- INPUT MATERIAL:
• • •
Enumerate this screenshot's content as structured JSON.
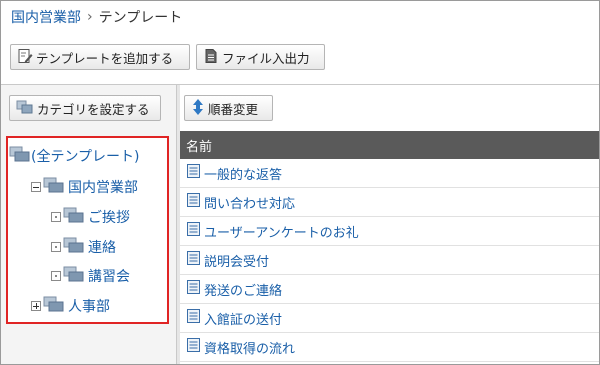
{
  "breadcrumb": {
    "parent": "国内営業部",
    "separator": "›",
    "current": "テンプレート"
  },
  "toolbar": {
    "add_template_label": "テンプレートを追加する",
    "file_io_label": "ファイル入出力"
  },
  "left_pane": {
    "set_category_label": "カテゴリを設定する",
    "tree": {
      "root": "(全テンプレート)",
      "items": [
        {
          "label": "国内営業部",
          "toggle": "minus"
        },
        {
          "label": "ご挨拶",
          "toggle": "dot"
        },
        {
          "label": "連絡",
          "toggle": "dot"
        },
        {
          "label": "講習会",
          "toggle": "dot"
        },
        {
          "label": "人事部",
          "toggle": "plus"
        }
      ]
    }
  },
  "right_pane": {
    "reorder_label": "順番変更",
    "column_header": "名前",
    "rows": [
      "一般的な返答",
      "問い合わせ対応",
      "ユーザーアンケートのお礼",
      "説明会受付",
      "発送のご連絡",
      "入館証の送付",
      "資格取得の流れ"
    ]
  },
  "colors": {
    "link": "#1a5fa8",
    "highlight_border": "#e02424",
    "header_bg": "#5a5a5a"
  },
  "icons": {
    "folder": "folder-icon",
    "document": "document-icon",
    "edit": "edit-icon",
    "sort": "sort-arrows-icon"
  }
}
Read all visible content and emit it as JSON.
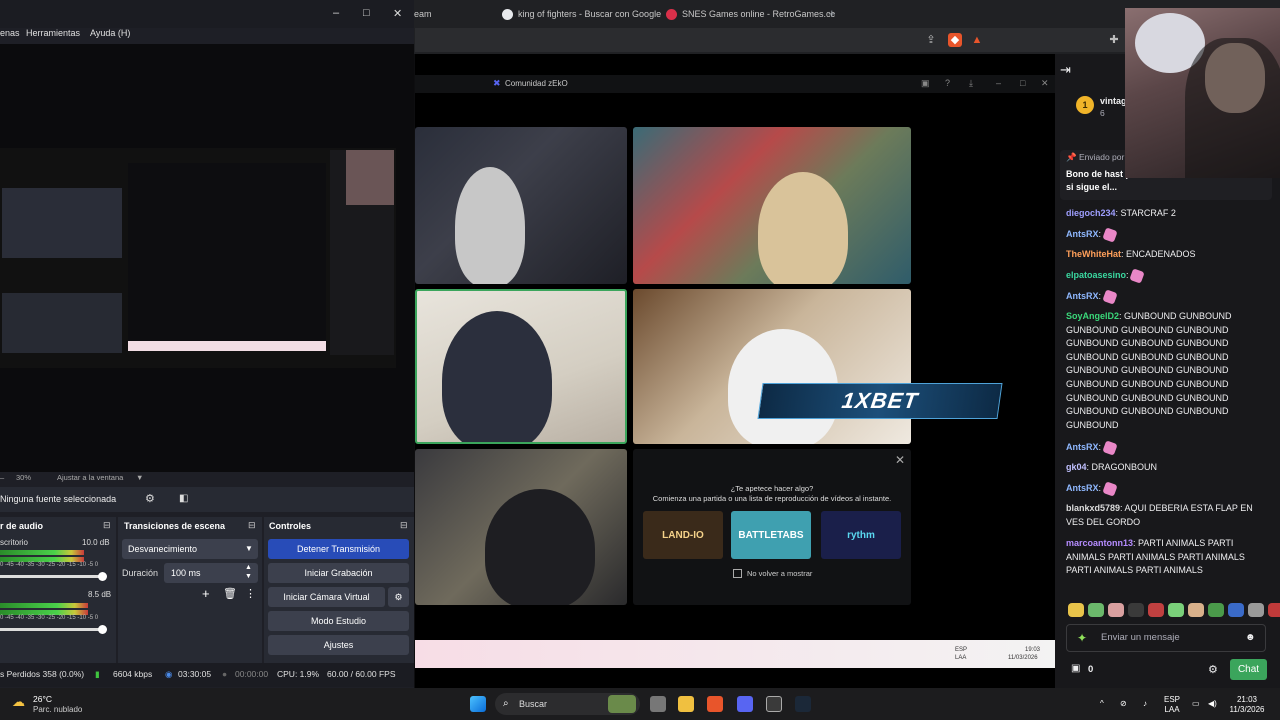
{
  "browser": {
    "tabs": [
      {
        "label": "eam"
      },
      {
        "label": "king of fighters - Buscar con Google"
      },
      {
        "label": "SNES Games online - RetroGames.cc"
      }
    ],
    "new_tab": "+"
  },
  "discord": {
    "title": "Comunidad zEkO",
    "promo_title": "¿Te apetece hacer algo?",
    "promo_sub": "Comienza una partida o una lista de reproducción de vídeos al instante.",
    "games": [
      "LAND-IO",
      "BATTLETABS",
      "rythm"
    ],
    "promo_checkbox": "No volver a mostrar",
    "promo_close": "✕"
  },
  "stream_overlay": {
    "bet_banner": "1XBET",
    "inner_lang": "ESP",
    "inner_layout": "LAA",
    "inner_time": "19:03",
    "inner_date": "11/03/2026"
  },
  "chat": {
    "top_user": "vintag",
    "top_count": "6",
    "top_rank": "1",
    "pinned_by": "Enviado por",
    "pinned_text": "Bono de hast promocional GOTTO1X si sigue el...",
    "messages": [
      {
        "user": "diegoch234",
        "color": "#9f9fff",
        "text": "STARCRAF 2",
        "emote": false
      },
      {
        "user": "AntsRX",
        "color": "#8fb8ff",
        "text": "",
        "emote": true
      },
      {
        "user": "TheWhiteHat",
        "color": "#ff9f5a",
        "text": "ENCADENADOS",
        "emote": false
      },
      {
        "user": "elpatoasesino",
        "color": "#3ad8a0",
        "text": "",
        "emote": true
      },
      {
        "user": "AntsRX",
        "color": "#8fb8ff",
        "text": "",
        "emote": true
      },
      {
        "user": "SoyAngelD2",
        "color": "#3ad87a",
        "text": "GUNBOUND GUNBOUND GUNBOUND GUNBOUND GUNBOUND GUNBOUND GUNBOUND GUNBOUND GUNBOUND GUNBOUND GUNBOUND GUNBOUND GUNBOUND GUNBOUND GUNBOUND GUNBOUND GUNBOUND GUNBOUND GUNBOUND GUNBOUND GUNBOUND GUNBOUND GUNBOUND GUNBOUND",
        "emote": false
      },
      {
        "user": "AntsRX",
        "color": "#8fb8ff",
        "text": "",
        "emote": true
      },
      {
        "user": "gk04",
        "color": "#c0c0ff",
        "text": "DRAGONBOUN",
        "emote": false
      },
      {
        "user": "AntsRX",
        "color": "#8fb8ff",
        "text": "",
        "emote": true
      },
      {
        "user": "blankxd5789",
        "color": "#dcdcdc",
        "text": "AQUI DEBERIA ESTA FLAP EN VES DEL GORDO",
        "emote": false
      },
      {
        "user": "marcoantonn13",
        "color": "#b58cff",
        "text": "PARTI ANIMALS PARTI ANIMALS PARTI ANIMALS PARTI ANIMALS PARTI ANIMALS PARTI ANIMALS",
        "emote": false
      }
    ],
    "input_placeholder": "Enviar un mensaje",
    "points": "0",
    "chat_button": "Chat"
  },
  "obs": {
    "menu": [
      "enas",
      "Herramientas",
      "Ayuda (H)"
    ],
    "zoom": "30%",
    "fit": "Ajustar a la ventana",
    "source_selected": "Ninguna fuente seleccionada",
    "audio_header": "r de audio",
    "audio_tracks": [
      {
        "label": "scritorio",
        "db": "10.0 dB"
      },
      {
        "label": "",
        "db": "8.5 dB"
      }
    ],
    "meter_scale": "0 -45 -40 -35 -30 -25 -20 -15 -10 -5 0",
    "transitions_header": "Transiciones de escena",
    "transition": "Desvanecimiento",
    "duration_label": "Duración",
    "duration": "100 ms",
    "controls_header": "Controles",
    "buttons": {
      "stop_stream": "Detener Transmisión",
      "start_rec": "Iniciar Grabación",
      "virtual_cam": "Iniciar Cámara Virtual",
      "studio_mode": "Modo Estudio",
      "settings": "Ajustes"
    },
    "status": {
      "dropped": "s Perdidos 358 (0.0%)",
      "bitrate": "6604 kbps",
      "live_time": "03:30:05",
      "rec_time": "00:00:00",
      "cpu": "CPU: 1.9%",
      "fps": "60.00 / 60.00 FPS"
    }
  },
  "taskbar": {
    "weather_temp": "26°C",
    "weather_desc": "Parc. nublado",
    "search": "Buscar",
    "lang": "ESP",
    "layout": "LAA",
    "time": "21:03",
    "date": "11/3/2026"
  }
}
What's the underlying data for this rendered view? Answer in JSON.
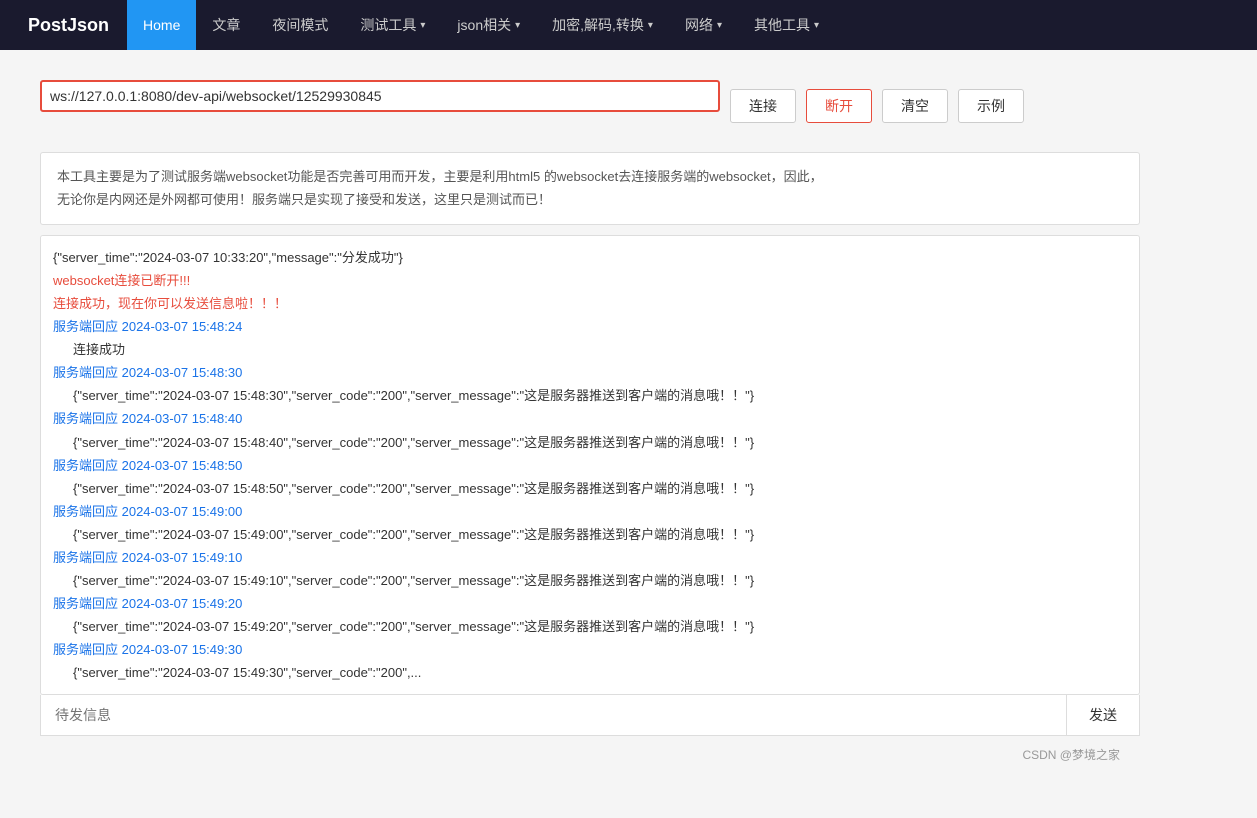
{
  "navbar": {
    "brand": "PostJson",
    "items": [
      {
        "label": "Home",
        "active": true,
        "hasDropdown": false
      },
      {
        "label": "文章",
        "active": false,
        "hasDropdown": false
      },
      {
        "label": "夜间模式",
        "active": false,
        "hasDropdown": false
      },
      {
        "label": "测试工具",
        "active": false,
        "hasDropdown": true
      },
      {
        "label": "json相关",
        "active": false,
        "hasDropdown": true
      },
      {
        "label": "加密,解码,转换",
        "active": false,
        "hasDropdown": true
      },
      {
        "label": "网络",
        "active": false,
        "hasDropdown": true
      },
      {
        "label": "其他工具",
        "active": false,
        "hasDropdown": true
      }
    ]
  },
  "url_bar": {
    "value": "ws://127.0.0.1:8080/dev-api/websocket/12529930845",
    "placeholder": "ws://127.0.0.1:8080/dev-api/websocket/12529930845"
  },
  "buttons": {
    "connect": "连接",
    "disconnect": "断开",
    "clear": "清空",
    "example": "示例",
    "send": "发送"
  },
  "info_text": {
    "line1": "本工具主要是为了测试服务端websocket功能是否完善可用而开发，主要是利用html5 的websocket去连接服务端的websocket，因此，",
    "line2": "无论你是内网还是外网都可使用！服务端只是实现了接受和发送，这里只是测试而已！"
  },
  "messages": [
    {
      "type": "normal",
      "text": "{\"server_time\":\"2024-03-07 10:33:20\",\"message\":\"分发成功\"}"
    },
    {
      "type": "red",
      "text": "websocket连接已断开!!!"
    },
    {
      "type": "red",
      "text": "连接成功，现在你可以发送信息啦！！！"
    },
    {
      "type": "blue",
      "text": "服务端回应 2024-03-07 15:48:24"
    },
    {
      "type": "indent",
      "text": "    连接成功"
    },
    {
      "type": "blue",
      "text": "服务端回应 2024-03-07 15:48:30"
    },
    {
      "type": "server-data",
      "text": "    {\"server_time\":\"2024-03-07 15:48:30\",\"server_code\":\"200\",\"server_message\":\"这是服务器推送到客户端的消息哦！！\"}"
    },
    {
      "type": "blue",
      "text": "服务端回应 2024-03-07 15:48:40"
    },
    {
      "type": "server-data",
      "text": "    {\"server_time\":\"2024-03-07 15:48:40\",\"server_code\":\"200\",\"server_message\":\"这是服务器推送到客户端的消息哦！！\"}"
    },
    {
      "type": "blue",
      "text": "服务端回应 2024-03-07 15:48:50"
    },
    {
      "type": "server-data",
      "text": "    {\"server_time\":\"2024-03-07 15:48:50\",\"server_code\":\"200\",\"server_message\":\"这是服务器推送到客户端的消息哦！！\"}"
    },
    {
      "type": "blue",
      "text": "服务端回应 2024-03-07 15:49:00"
    },
    {
      "type": "server-data",
      "text": "    {\"server_time\":\"2024-03-07 15:49:00\",\"server_code\":\"200\",\"server_message\":\"这是服务器推送到客户端的消息哦！！\"}"
    },
    {
      "type": "blue",
      "text": "服务端回应 2024-03-07 15:49:10"
    },
    {
      "type": "server-data",
      "text": "    {\"server_time\":\"2024-03-07 15:49:10\",\"server_code\":\"200\",\"server_message\":\"这是服务器推送到客户端的消息哦！！\"}"
    },
    {
      "type": "blue",
      "text": "服务端回应 2024-03-07 15:49:20"
    },
    {
      "type": "server-data",
      "text": "    {\"server_time\":\"2024-03-07 15:49:20\",\"server_code\":\"200\",\"server_message\":\"这是服务器推送到客户端的消息哦！！\"}"
    },
    {
      "type": "blue",
      "text": "服务端回应 2024-03-07 15:49:30"
    },
    {
      "type": "server-data",
      "text": "    {\"server_time\":\"2024-03-07 15:49:30\",\"server_code\":\"200\",..."
    }
  ],
  "send_placeholder": "待发信息",
  "footer_text": "CSDN @梦境之家"
}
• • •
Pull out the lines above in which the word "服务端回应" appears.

- RESPONSE FOR THIS EXERCISE:
      "text": "服务端回应 2024-03-07 15:48:24"
      "text": "服务端回应 2024-03-07 15:48:30"
      "text": "服务端回应 2024-03-07 15:48:40"
      "text": "服务端回应 2024-03-07 15:48:50"
      "text": "服务端回应 2024-03-07 15:49:00"
      "text": "服务端回应 2024-03-07 15:49:10"
      "text": "服务端回应 2024-03-07 15:49:20"
      "text": "服务端回应 2024-03-07 15:49:30"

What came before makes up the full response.